Goal of the exercise: Your answer is every line of the material below in which the string "DirPrintOK" occurs.

========================

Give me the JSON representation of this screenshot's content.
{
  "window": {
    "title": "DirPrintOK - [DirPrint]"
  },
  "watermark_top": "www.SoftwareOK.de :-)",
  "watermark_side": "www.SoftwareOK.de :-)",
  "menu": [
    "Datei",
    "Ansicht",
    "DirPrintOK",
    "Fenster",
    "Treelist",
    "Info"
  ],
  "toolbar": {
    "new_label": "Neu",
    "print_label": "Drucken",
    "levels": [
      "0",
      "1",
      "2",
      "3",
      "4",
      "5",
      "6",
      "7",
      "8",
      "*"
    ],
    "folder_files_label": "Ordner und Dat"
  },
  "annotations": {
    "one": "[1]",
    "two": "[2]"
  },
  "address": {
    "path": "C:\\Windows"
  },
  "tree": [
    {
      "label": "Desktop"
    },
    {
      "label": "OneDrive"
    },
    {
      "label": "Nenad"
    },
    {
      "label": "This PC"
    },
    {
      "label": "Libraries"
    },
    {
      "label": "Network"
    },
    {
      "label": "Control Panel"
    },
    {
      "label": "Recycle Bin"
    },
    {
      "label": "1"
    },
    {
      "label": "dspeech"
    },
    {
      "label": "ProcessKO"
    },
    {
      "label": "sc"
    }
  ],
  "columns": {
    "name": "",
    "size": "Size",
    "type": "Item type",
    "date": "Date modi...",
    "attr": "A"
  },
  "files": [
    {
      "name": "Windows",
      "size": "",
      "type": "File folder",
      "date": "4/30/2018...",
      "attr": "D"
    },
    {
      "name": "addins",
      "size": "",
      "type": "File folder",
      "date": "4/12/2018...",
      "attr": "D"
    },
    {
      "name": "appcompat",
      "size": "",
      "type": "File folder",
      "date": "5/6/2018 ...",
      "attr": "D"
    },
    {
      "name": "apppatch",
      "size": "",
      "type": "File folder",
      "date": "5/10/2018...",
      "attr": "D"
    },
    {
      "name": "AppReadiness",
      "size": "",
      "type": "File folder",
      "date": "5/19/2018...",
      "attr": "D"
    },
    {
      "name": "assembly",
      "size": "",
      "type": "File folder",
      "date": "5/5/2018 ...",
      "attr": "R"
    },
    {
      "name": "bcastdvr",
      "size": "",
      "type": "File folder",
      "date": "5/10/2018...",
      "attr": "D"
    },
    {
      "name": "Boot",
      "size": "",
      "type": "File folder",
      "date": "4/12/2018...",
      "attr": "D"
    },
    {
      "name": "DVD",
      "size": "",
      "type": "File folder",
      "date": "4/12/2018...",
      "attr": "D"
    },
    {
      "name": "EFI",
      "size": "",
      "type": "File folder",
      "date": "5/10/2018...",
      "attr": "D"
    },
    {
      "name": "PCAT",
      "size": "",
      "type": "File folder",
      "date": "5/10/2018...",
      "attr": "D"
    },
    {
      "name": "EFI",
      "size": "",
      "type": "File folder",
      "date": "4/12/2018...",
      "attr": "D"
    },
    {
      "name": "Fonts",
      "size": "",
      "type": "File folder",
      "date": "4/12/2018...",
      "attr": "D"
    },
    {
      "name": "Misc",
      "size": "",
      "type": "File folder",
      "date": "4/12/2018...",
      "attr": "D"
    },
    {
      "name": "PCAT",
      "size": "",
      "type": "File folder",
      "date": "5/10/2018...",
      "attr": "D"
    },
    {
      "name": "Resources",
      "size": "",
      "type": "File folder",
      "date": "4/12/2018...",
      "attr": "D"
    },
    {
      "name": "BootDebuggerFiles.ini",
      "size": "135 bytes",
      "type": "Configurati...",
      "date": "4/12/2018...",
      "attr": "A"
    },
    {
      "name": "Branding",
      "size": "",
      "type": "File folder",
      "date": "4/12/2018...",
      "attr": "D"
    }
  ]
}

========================

Result of the task:
    "title": "DirPrintOK - [DirPrint]"
    "DirPrintOK",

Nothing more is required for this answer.